It happened last year: Christians lined up on opposite sides of the presidential conundrum and went as far as questioning each other’s salvation over whether a person supported, tolerated, or opposed then-candidate Donald Trump.
Sadly, it’s still happening. Raising reasonable questions about Roy Moore in the wake of troubling reports about his past raised the ire of some who equated supporting a Christian candidate with passing a Christian litmus test.
One angry Moore supporter told WORLD: “If you are truly born again, you would support him as well.”
On Thursday, The New York Times quoted Stephen Strang, the founder of the Christian publishing company Charisma Media, as saying those who worry Trump has tarnished the evangelical brand “are not really believers—they’re not with us, anyway.”
If that’s an accurate quote in an accurate context, it’s an alarming claim.
Christianity is about repentance and faith and Christ—not belief in political candidates or agendas. Let’s be clear about the Biblical teaching on salvation, especially for the sake of many unbelievers unclear on the subject: Salvation is a spiritual condition, not a political proposition.
Christianity is about repentance and faith and Christ—not belief in political candidates or agendas.
Political beliefs and other personal convictions flow downstream from a clear commitment to Christ who saves us from our sins by grace alone through faith alone to the glory of God alone.
Yes, true faith bears fruit, and it has implications for how we order our lives, even in the political realm. We should take this seriously.
But support for certain principles is different than support for specific people. Holding fast to pro-life, pro-marriage beliefs might not automatically equal supporting every person who might agree with those principles, no matter what.
Christians often disagree about how this should play out. There is room for differences about political pragmatism versus political purism and whatever might be in between. We can hold our ground vigorously and debate charitably.
But what unites us as believers is the teaching of the Scriptures about believing in Christ and proclaiming Him before the world. This is what informs our creeds and our confessions that cross millennia and transcend the momentary political powers of successive ages.
The Jews living in Jesus’ day longed for a Messiah who would deliver them from the political oppression they endured in that moment. But when an unnerved Pontius Pilate asked Jesus if He was the king of the Jews, Jesus told him plainly: “My kingdom is not of this world.”
That didn’t mean his teachings had nothing to say about how we should conduct ourselves in the world, but it did mean His primary concern wasn’t securing the Israelites’ best life now by setting up a political reign in that moment.
His plan was much larger and it transcended every political era and extended to every race of man.
The plan didn’t unfold as anyone expected. But it was much better than anyone could have imagined. That’s what we celebrate this month as we contemplate the incarnation of Christ. And with a rough-and-tumble political season ahead in 2018, it’s worth carrying the celebration into the New Year.

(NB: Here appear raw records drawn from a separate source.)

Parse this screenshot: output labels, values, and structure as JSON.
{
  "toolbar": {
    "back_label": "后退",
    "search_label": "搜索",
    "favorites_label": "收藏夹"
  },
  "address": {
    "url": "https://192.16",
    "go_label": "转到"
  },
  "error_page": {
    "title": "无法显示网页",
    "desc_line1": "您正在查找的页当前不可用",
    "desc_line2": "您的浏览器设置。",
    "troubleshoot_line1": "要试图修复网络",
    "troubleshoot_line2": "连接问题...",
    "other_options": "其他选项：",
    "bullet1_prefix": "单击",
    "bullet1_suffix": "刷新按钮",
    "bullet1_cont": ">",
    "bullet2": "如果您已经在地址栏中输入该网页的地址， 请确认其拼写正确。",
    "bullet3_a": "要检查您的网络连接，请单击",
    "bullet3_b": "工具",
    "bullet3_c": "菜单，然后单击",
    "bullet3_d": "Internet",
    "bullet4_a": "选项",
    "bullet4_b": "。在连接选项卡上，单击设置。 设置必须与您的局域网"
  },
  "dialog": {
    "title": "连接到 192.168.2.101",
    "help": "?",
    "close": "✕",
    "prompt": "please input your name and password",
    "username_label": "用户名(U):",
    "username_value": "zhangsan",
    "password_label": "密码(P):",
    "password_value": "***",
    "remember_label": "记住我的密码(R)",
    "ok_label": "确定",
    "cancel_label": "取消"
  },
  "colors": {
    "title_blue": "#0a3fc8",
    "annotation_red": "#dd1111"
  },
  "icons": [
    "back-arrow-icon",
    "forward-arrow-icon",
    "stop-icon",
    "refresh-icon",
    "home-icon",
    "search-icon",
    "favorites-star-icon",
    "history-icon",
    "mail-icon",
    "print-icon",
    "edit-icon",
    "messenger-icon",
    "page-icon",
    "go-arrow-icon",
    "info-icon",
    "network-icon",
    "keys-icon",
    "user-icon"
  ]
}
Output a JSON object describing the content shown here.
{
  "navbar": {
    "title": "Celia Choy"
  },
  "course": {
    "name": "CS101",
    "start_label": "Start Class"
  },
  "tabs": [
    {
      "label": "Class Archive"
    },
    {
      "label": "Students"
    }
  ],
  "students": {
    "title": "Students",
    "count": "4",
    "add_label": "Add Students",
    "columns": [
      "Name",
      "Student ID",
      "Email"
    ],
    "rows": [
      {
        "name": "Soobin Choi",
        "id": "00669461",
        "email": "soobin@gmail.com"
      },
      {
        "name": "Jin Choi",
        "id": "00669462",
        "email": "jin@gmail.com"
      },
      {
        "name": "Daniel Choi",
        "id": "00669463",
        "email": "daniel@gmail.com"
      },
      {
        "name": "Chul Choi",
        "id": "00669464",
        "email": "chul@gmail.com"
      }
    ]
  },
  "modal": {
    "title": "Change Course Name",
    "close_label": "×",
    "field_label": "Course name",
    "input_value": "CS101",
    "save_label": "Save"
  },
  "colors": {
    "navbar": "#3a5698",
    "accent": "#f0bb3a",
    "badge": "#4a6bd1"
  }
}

Consider cranking up Handel’s Messiah in January: “The kingdom of this world; is become the kingdom of our Lord and of His Christ; and He shall reign forever and ever.”